Problem description
Type out the data again, word for word and in full.

Data extracted from a collection:
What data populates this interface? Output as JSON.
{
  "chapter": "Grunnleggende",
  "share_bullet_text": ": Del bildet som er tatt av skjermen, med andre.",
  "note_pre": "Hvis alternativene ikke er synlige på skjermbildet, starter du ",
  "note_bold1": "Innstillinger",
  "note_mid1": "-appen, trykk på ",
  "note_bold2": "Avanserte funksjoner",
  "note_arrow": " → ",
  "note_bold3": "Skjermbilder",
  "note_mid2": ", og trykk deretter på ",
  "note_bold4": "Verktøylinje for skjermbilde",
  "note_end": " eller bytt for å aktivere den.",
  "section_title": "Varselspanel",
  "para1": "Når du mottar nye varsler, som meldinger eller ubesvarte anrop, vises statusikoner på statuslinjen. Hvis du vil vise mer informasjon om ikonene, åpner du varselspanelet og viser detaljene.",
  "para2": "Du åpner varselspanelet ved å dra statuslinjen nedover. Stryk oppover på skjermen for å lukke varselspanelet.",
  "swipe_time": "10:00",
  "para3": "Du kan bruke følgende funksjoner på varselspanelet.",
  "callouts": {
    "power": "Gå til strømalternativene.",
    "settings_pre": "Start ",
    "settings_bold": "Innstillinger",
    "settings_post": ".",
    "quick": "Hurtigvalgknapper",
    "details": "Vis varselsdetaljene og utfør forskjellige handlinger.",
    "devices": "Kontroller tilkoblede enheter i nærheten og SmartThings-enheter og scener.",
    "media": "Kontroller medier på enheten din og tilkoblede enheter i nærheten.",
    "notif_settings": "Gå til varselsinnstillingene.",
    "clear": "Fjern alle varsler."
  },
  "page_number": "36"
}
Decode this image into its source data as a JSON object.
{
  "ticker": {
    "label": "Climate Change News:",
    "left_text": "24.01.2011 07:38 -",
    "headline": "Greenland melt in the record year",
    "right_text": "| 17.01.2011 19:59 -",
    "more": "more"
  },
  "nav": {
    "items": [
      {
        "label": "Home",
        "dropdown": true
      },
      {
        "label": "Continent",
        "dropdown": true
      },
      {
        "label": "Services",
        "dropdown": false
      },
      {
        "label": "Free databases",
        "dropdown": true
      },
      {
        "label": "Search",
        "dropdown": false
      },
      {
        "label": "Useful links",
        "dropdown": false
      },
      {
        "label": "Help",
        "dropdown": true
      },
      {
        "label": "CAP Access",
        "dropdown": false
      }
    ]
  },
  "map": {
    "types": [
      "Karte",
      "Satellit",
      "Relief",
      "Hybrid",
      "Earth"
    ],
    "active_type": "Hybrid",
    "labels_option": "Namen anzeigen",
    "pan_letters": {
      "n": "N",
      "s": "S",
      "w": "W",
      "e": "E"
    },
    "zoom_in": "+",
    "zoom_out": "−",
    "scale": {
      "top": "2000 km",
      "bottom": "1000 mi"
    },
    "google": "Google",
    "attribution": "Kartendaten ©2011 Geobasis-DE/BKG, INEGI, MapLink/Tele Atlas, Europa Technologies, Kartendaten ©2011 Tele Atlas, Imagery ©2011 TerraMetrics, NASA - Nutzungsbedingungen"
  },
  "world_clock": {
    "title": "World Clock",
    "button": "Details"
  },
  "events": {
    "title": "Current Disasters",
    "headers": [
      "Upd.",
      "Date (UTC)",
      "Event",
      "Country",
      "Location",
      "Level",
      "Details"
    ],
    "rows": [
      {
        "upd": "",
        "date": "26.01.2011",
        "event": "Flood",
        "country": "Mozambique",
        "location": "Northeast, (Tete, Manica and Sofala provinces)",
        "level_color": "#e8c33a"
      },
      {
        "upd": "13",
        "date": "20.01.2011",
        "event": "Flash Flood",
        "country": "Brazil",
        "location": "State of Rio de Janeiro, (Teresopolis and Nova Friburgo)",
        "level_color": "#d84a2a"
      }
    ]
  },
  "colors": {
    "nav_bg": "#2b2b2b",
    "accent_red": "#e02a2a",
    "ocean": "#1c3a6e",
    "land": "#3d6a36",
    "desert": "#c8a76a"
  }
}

Solution
What data populates this interface? Output as JSON.
{
  "chapter": "Grunnleggende",
  "share_bullet_text": ": Del bildet som er tatt av skjermen, med andre.",
  "note_pre": "Hvis alternativene ikke er synlige på skjermbildet, starter du ",
  "note_bold1": "Innstillinger",
  "note_mid1": "-appen, trykk på ",
  "note_bold2": "Avanserte funksjoner",
  "note_arrow": " → ",
  "note_bold3": "Skjermbilder",
  "note_mid2": ", og trykk deretter på ",
  "note_bold4": "Verktøylinje for skjermbilde",
  "note_end": " eller bytt for å aktivere den.",
  "section_title": "Varselspanel",
  "para1": "Når du mottar nye varsler, som meldinger eller ubesvarte anrop, vises statusikoner på statuslinjen. Hvis du vil vise mer informasjon om ikonene, åpner du varselspanelet og viser detaljene.",
  "para2": "Du åpner varselspanelet ved å dra statuslinjen nedover. Stryk oppover på skjermen for å lukke varselspanelet.",
  "swipe_time": "10:00",
  "para3": "Du kan bruke følgende funksjoner på varselspanelet.",
  "callouts": {
    "power": "Gå til strømalternativene.",
    "settings_pre": "Start ",
    "settings_bold": "Innstillinger",
    "settings_post": ".",
    "quick": "Hurtigvalgknapper",
    "details": "Vis varselsdetaljene og utfør forskjellige handlinger.",
    "devices": "Kontroller tilkoblede enheter i nærheten og SmartThings-enheter og scener.",
    "media": "Kontroller medier på enheten din og tilkoblede enheter i nærheten.",
    "notif_settings": "Gå til varselsinnstillingene.",
    "clear": "Fjern alle varsler."
  },
  "page_number": "36"
}
Decode this image into its source data as a JSON object.
{
  "ticker": {
    "label": "Climate Change News:",
    "left_text": "24.01.2011 07:38 -",
    "headline": "Greenland melt in the record year",
    "right_text": "| 17.01.2011 19:59 -",
    "more": "more"
  },
  "nav": {
    "items": [
      {
        "label": "Home",
        "dropdown": true
      },
      {
        "label": "Continent",
        "dropdown": true
      },
      {
        "label": "Services",
        "dropdown": false
      },
      {
        "label": "Free databases",
        "dropdown": true
      },
      {
        "label": "Search",
        "dropdown": false
      },
      {
        "label": "Useful links",
        "dropdown": false
      },
      {
        "label": "Help",
        "dropdown": true
      },
      {
        "label": "CAP Access",
        "dropdown": false
      }
    ]
  },
  "map": {
    "types": [
      "Karte",
      "Satellit",
      "Relief",
      "Hybrid",
      "Earth"
    ],
    "active_type": "Hybrid",
    "labels_option": "Namen anzeigen",
    "pan_letters": {
      "n": "N",
      "s": "S",
      "w": "W",
      "e": "E"
    },
    "zoom_in": "+",
    "zoom_out": "−",
    "scale": {
      "top": "2000 km",
      "bottom": "1000 mi"
    },
    "google": "Google",
    "attribution": "Kartendaten ©2011 Geobasis-DE/BKG, INEGI, MapLink/Tele Atlas, Europa Technologies, Kartendaten ©2011 Tele Atlas, Imagery ©2011 TerraMetrics, NASA - Nutzungsbedingungen"
  },
  "world_clock": {
    "title": "World Clock",
    "button": "Details"
  },
  "events": {
    "title": "Current Disasters",
    "headers": [
      "Upd.",
      "Date (UTC)",
      "Event",
      "Country",
      "Location",
      "Level",
      "Details"
    ],
    "rows": [
      {
        "upd": "",
        "date": "26.01.2011",
        "event": "Flood",
        "country": "Mozambique",
        "location": "Northeast, (Tete, Manica and Sofala provinces)",
        "level_color": "#e8c33a"
      },
      {
        "upd": "13",
        "date": "20.01.2011",
        "event": "Flash Flood",
        "country": "Brazil",
        "location": "State of Rio de Janeiro, (Teresopolis and Nova Friburgo)",
        "level_color": "#d84a2a"
      }
    ]
  },
  "colors": {
    "nav_bg": "#2b2b2b",
    "accent_red": "#e02a2a",
    "ocean": "#1c3a6e",
    "land": "#3d6a36",
    "desert": "#c8a76a"
  }
}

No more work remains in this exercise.